**EXERCISE DESCRIPTION**:
Copy everything in the records, character for character, except images.

[DATA FOR THIS EXERCISE]

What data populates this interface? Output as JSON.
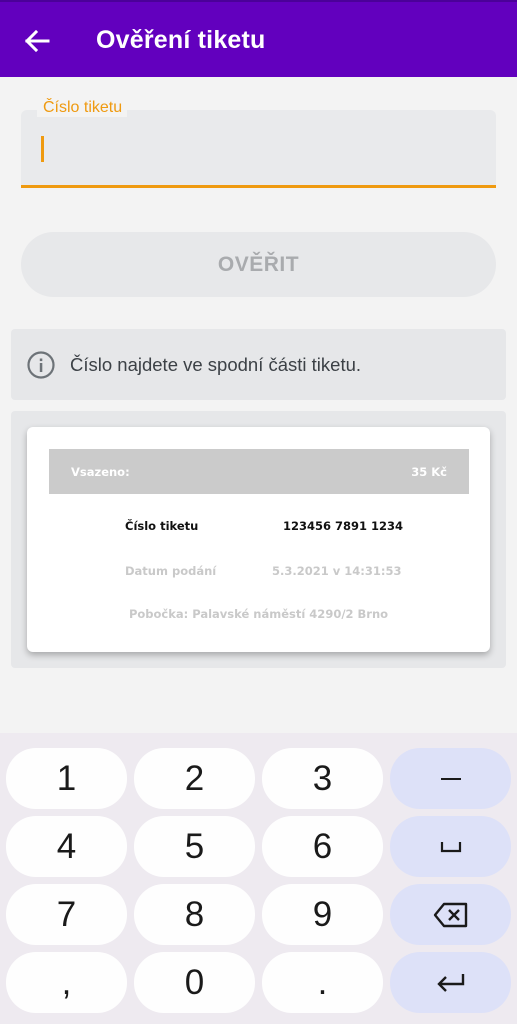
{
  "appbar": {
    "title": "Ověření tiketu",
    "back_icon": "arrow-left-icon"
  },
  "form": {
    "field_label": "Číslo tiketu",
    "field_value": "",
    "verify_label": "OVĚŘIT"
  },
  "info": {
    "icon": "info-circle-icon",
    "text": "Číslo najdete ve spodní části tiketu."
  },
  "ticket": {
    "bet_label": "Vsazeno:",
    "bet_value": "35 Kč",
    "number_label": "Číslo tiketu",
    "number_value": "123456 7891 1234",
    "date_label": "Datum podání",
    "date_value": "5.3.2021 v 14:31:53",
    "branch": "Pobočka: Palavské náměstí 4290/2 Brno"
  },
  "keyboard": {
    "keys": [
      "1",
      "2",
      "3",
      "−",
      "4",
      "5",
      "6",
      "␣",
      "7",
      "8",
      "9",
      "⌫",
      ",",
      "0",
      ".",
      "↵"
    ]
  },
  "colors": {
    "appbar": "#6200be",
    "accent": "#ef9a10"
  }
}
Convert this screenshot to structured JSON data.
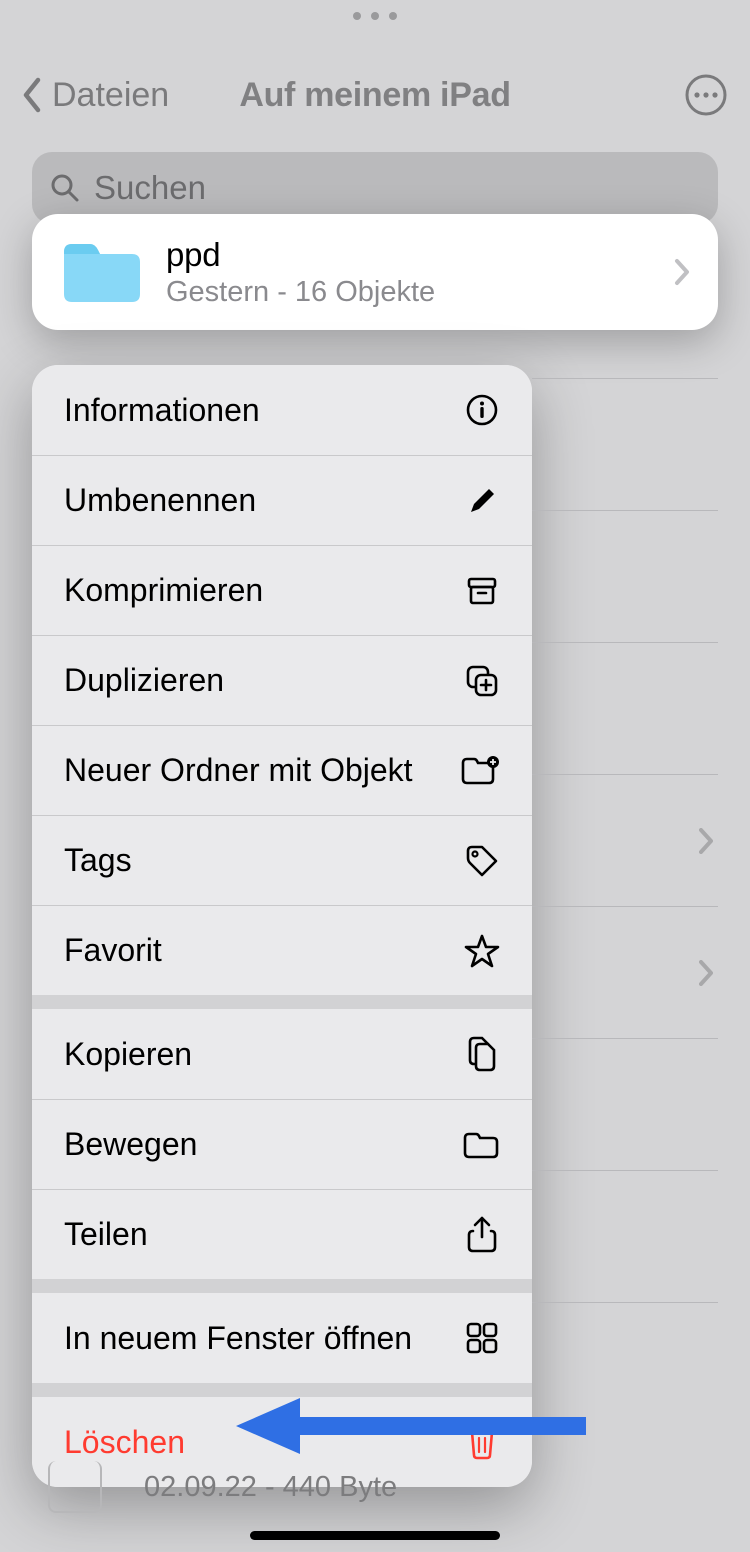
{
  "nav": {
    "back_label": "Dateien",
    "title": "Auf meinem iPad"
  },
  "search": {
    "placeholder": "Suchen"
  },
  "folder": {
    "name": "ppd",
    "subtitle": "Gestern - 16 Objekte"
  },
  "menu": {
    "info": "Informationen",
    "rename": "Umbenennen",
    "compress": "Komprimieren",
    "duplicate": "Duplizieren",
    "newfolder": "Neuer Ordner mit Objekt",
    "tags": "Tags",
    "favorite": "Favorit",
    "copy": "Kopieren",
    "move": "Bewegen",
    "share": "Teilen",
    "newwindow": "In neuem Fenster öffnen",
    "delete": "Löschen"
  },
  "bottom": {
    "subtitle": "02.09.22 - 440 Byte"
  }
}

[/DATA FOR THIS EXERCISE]

**PROBLEM SOLUTION**:
What data populates this interface? Output as JSON.
{
  "appbar": {
    "title": "Ověření tiketu",
    "back_icon": "arrow-left-icon"
  },
  "form": {
    "field_label": "Číslo tiketu",
    "field_value": "",
    "verify_label": "OVĚŘIT"
  },
  "info": {
    "icon": "info-circle-icon",
    "text": "Číslo najdete ve spodní části tiketu."
  },
  "ticket": {
    "bet_label": "Vsazeno:",
    "bet_value": "35 Kč",
    "number_label": "Číslo tiketu",
    "number_value": "123456 7891 1234",
    "date_label": "Datum podání",
    "date_value": "5.3.2021 v 14:31:53",
    "branch": "Pobočka: Palavské náměstí 4290/2 Brno"
  },
  "keyboard": {
    "keys": [
      "1",
      "2",
      "3",
      "−",
      "4",
      "5",
      "6",
      "␣",
      "7",
      "8",
      "9",
      "⌫",
      ",",
      "0",
      ".",
      "↵"
    ]
  },
  "colors": {
    "appbar": "#6200be",
    "accent": "#ef9a10"
  }
}
Convert this screenshot to structured JSON data.
{
  "nav": {
    "back_label": "Dateien",
    "title": "Auf meinem iPad"
  },
  "search": {
    "placeholder": "Suchen"
  },
  "folder": {
    "name": "ppd",
    "subtitle": "Gestern - 16 Objekte"
  },
  "menu": {
    "info": "Informationen",
    "rename": "Umbenennen",
    "compress": "Komprimieren",
    "duplicate": "Duplizieren",
    "newfolder": "Neuer Ordner mit Objekt",
    "tags": "Tags",
    "favorite": "Favorit",
    "copy": "Kopieren",
    "move": "Bewegen",
    "share": "Teilen",
    "newwindow": "In neuem Fenster öffnen",
    "delete": "Löschen"
  },
  "bottom": {
    "subtitle": "02.09.22 - 440 Byte"
  }
}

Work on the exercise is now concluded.